START Study material

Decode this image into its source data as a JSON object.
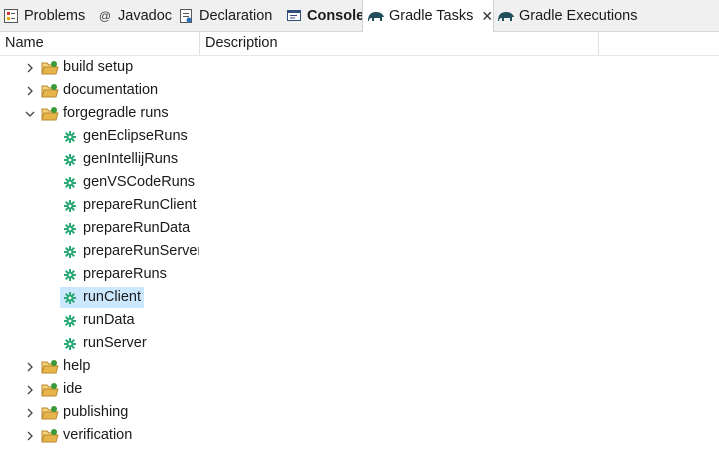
{
  "tabs": [
    {
      "label": "Problems"
    },
    {
      "label": "Javadoc"
    },
    {
      "label": "Declaration"
    },
    {
      "label": "Console"
    },
    {
      "label": "Gradle Tasks"
    },
    {
      "label": "Gradle Executions"
    }
  ],
  "columns": {
    "name": "Name",
    "description": "Description"
  },
  "tree": {
    "build_setup": "build setup",
    "documentation": "documentation",
    "forgegradle_runs": "forgegradle runs",
    "tasks": [
      "genEclipseRuns",
      "genIntellijRuns",
      "genVSCodeRuns",
      "prepareRunClient",
      "prepareRunData",
      "prepareRunServer",
      "prepareRuns",
      "runClient",
      "runData",
      "runServer"
    ],
    "help": "help",
    "ide": "ide",
    "publishing": "publishing",
    "verification": "verification"
  },
  "colors": {
    "selection": "#cce8ff",
    "gear": "#2aa876",
    "folder": "#e8b54a",
    "folder_badge": "#3a9a3a"
  }
}
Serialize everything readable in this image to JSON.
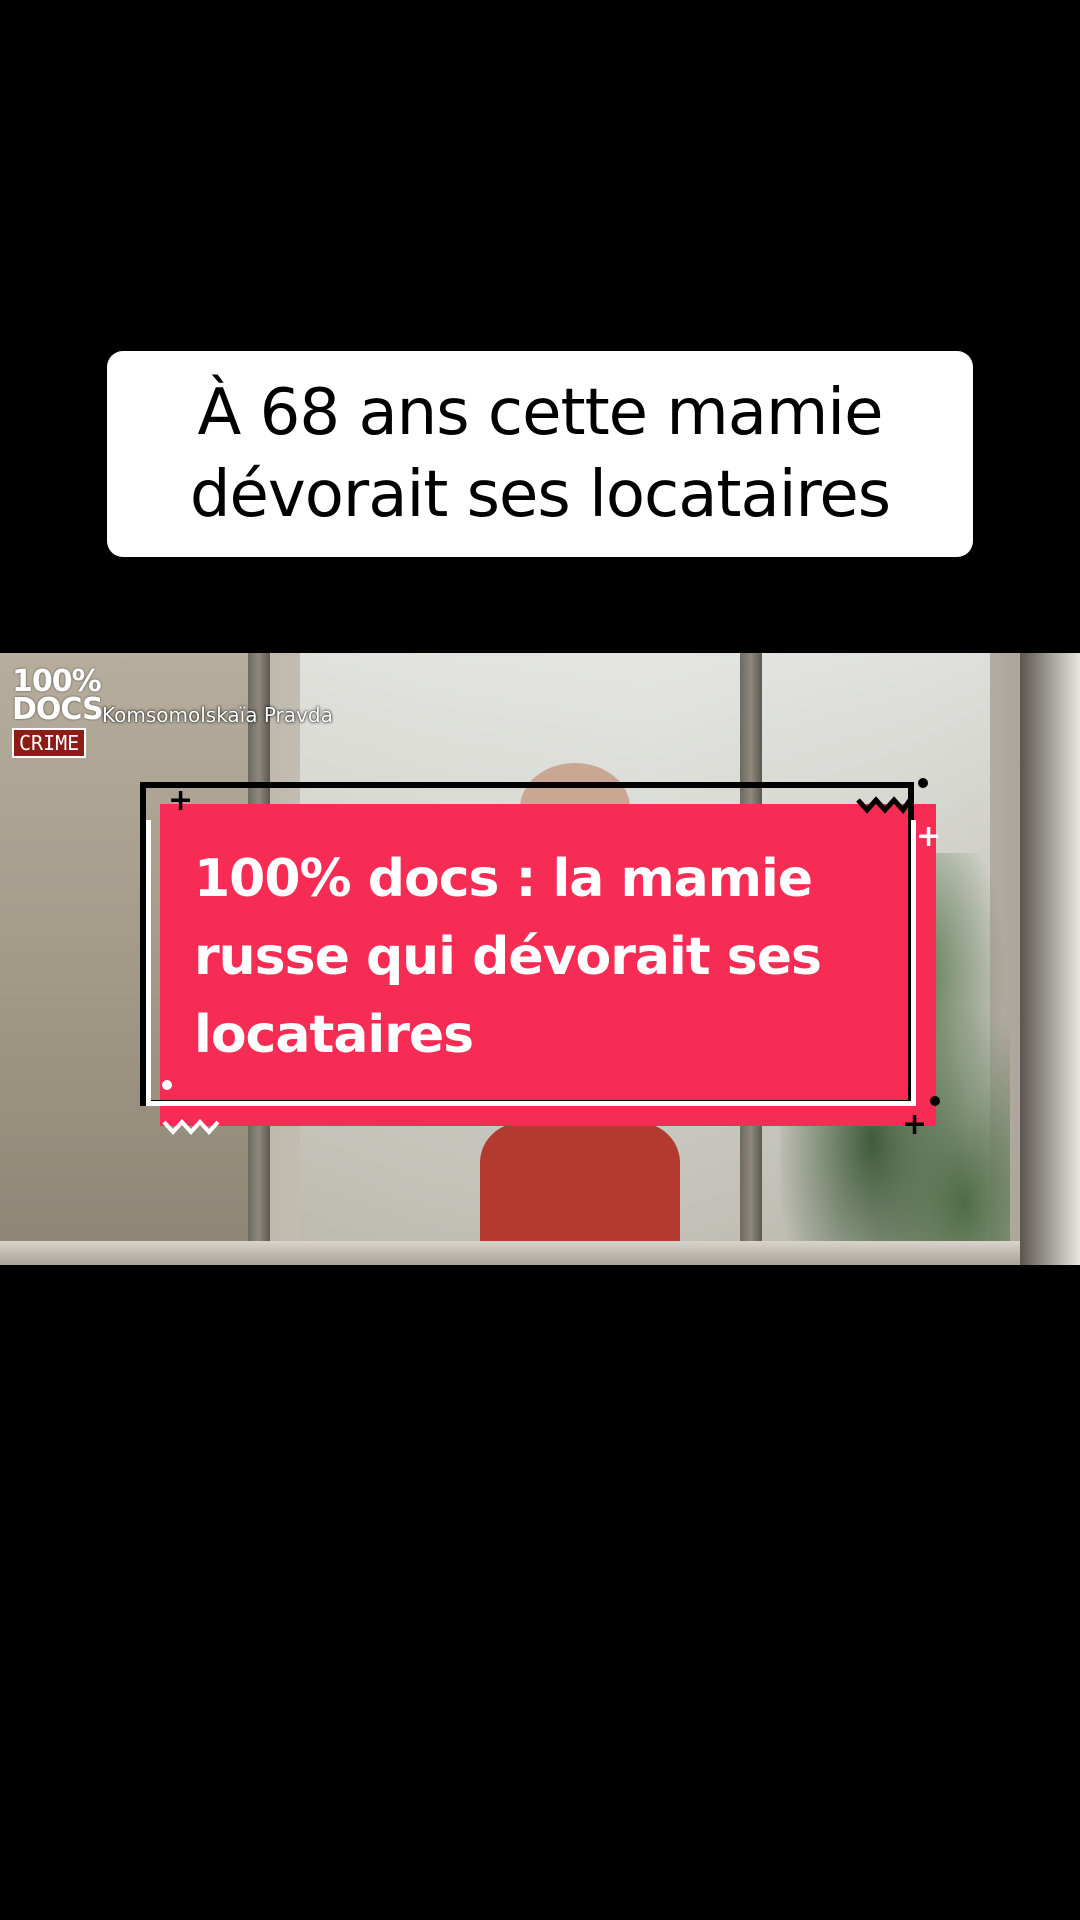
{
  "caption": {
    "line1": "À 68 ans cette mamie",
    "line2": "dévorait ses locataires"
  },
  "video": {
    "logo": {
      "line1": "100%",
      "line2": "DOCS",
      "badge": "CRIME"
    },
    "source_credit": "Komsomolskaïa Pravda"
  },
  "title_card": {
    "line1": "100% docs : la mamie",
    "line2": "russe qui dévorait ses",
    "line3": "locataires"
  },
  "colors": {
    "card_red": "#f72c54",
    "logo_badge_red": "#8c1c16",
    "background": "#000000"
  }
}
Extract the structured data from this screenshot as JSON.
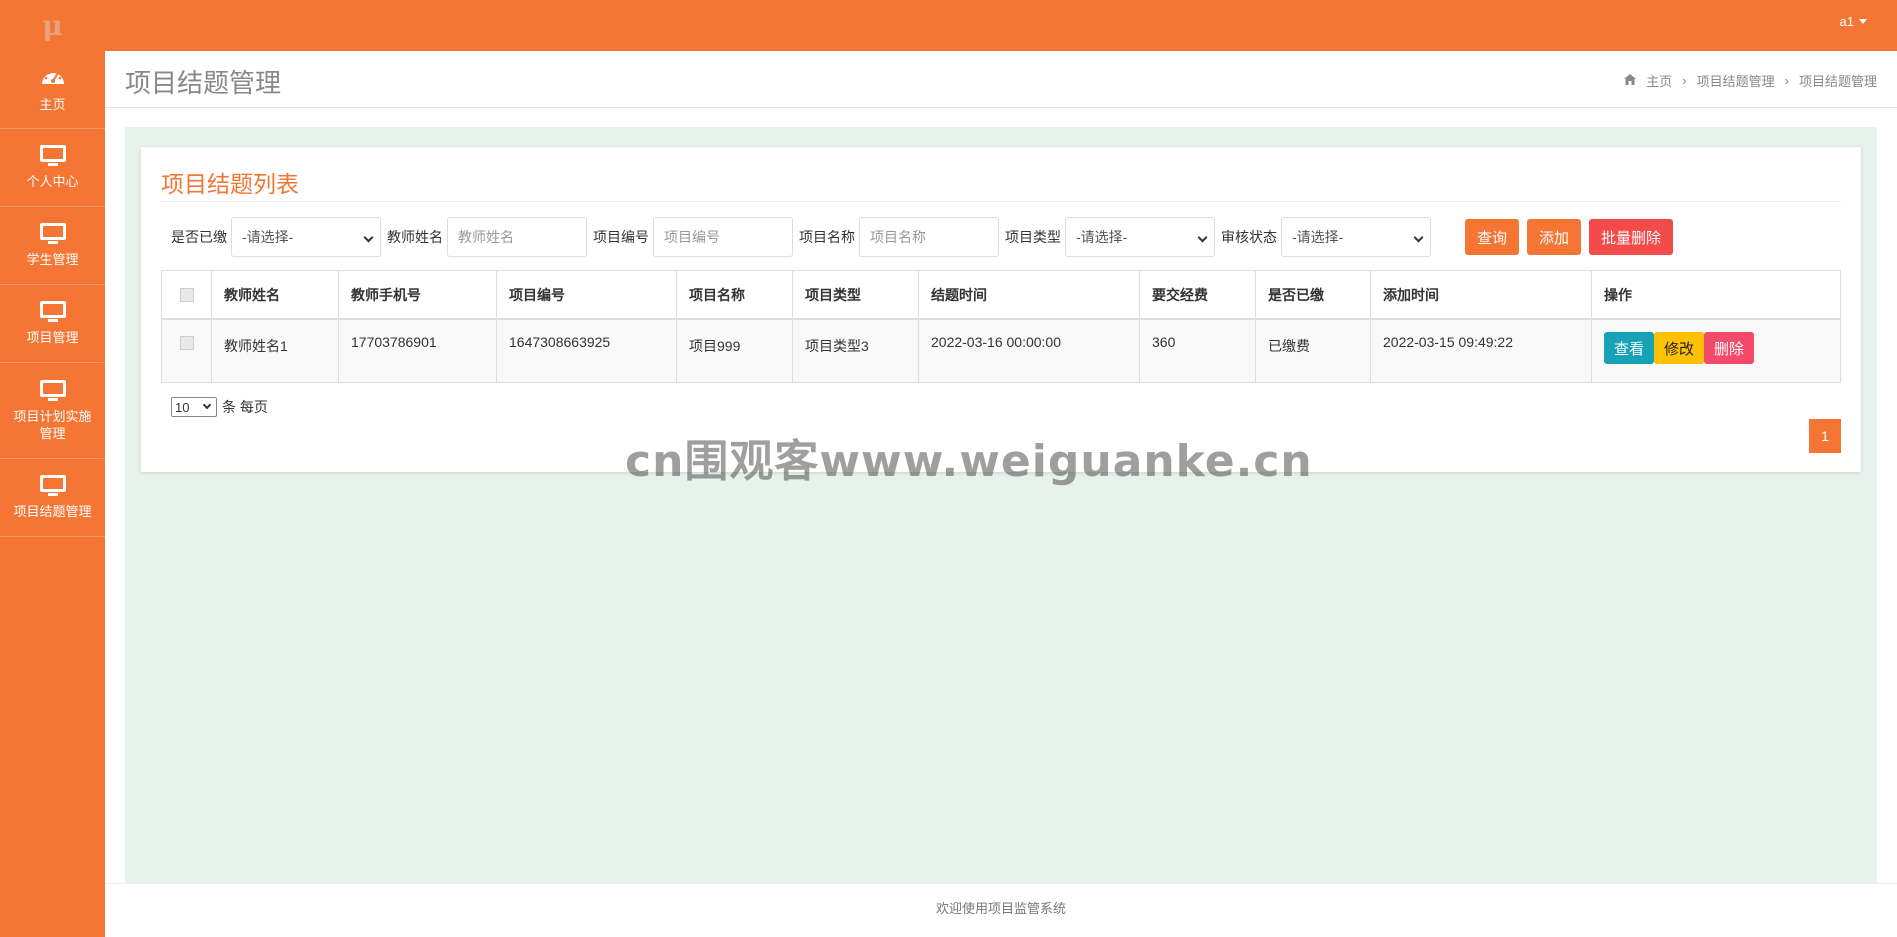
{
  "topbar": {
    "logo": "μ",
    "user": "a1"
  },
  "sidebar": {
    "items": [
      {
        "label": "主页",
        "icon": "dashboard-icon"
      },
      {
        "label": "个人中心",
        "icon": "monitor-icon"
      },
      {
        "label": "学生管理",
        "icon": "monitor-icon"
      },
      {
        "label": "项目管理",
        "icon": "monitor-icon"
      },
      {
        "label": "项目计划实施管理",
        "icon": "monitor-icon"
      },
      {
        "label": "项目结题管理",
        "icon": "monitor-icon"
      }
    ]
  },
  "header": {
    "title": "项目结题管理",
    "breadcrumb": [
      "主页",
      "项目结题管理",
      "项目结题管理"
    ]
  },
  "card": {
    "title": "项目结题列表"
  },
  "filters": {
    "paid_label": "是否已缴",
    "paid_value": "-请选择-",
    "teacher_label": "教师姓名",
    "teacher_placeholder": "教师姓名",
    "proj_no_label": "项目编号",
    "proj_no_placeholder": "项目编号",
    "proj_name_label": "项目名称",
    "proj_name_placeholder": "项目名称",
    "proj_type_label": "项目类型",
    "proj_type_value": "-请选择-",
    "audit_label": "审核状态",
    "audit_value": "-请选择-",
    "search_btn": "查询",
    "add_btn": "添加",
    "batch_del_btn": "批量删除"
  },
  "table": {
    "headers": [
      "教师姓名",
      "教师手机号",
      "项目编号",
      "项目名称",
      "项目类型",
      "结题时间",
      "要交经费",
      "是否已缴",
      "添加时间",
      "操作"
    ],
    "rows": [
      [
        "教师姓名1",
        "17703786901",
        "1647308663925",
        "项目999",
        "项目类型3",
        "2022-03-16 00:00:00",
        "360",
        "已缴费",
        "2022-03-15 09:49:22"
      ]
    ],
    "ops": {
      "view": "查看",
      "edit": "修改",
      "del": "删除"
    }
  },
  "paging": {
    "page_size": "10",
    "per_page_label": "条 每页",
    "current_page": "1"
  },
  "watermark": "cn围观客www.weiguanke.cn",
  "footer": "欢迎使用项目监管系统",
  "colors": {
    "primary": "#f47534",
    "bg_panel": "#e7f2ec",
    "view": "#17a2b8",
    "edit": "#ffc107",
    "delete": "#f34a6a"
  }
}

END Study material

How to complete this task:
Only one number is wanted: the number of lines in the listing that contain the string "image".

Result:
2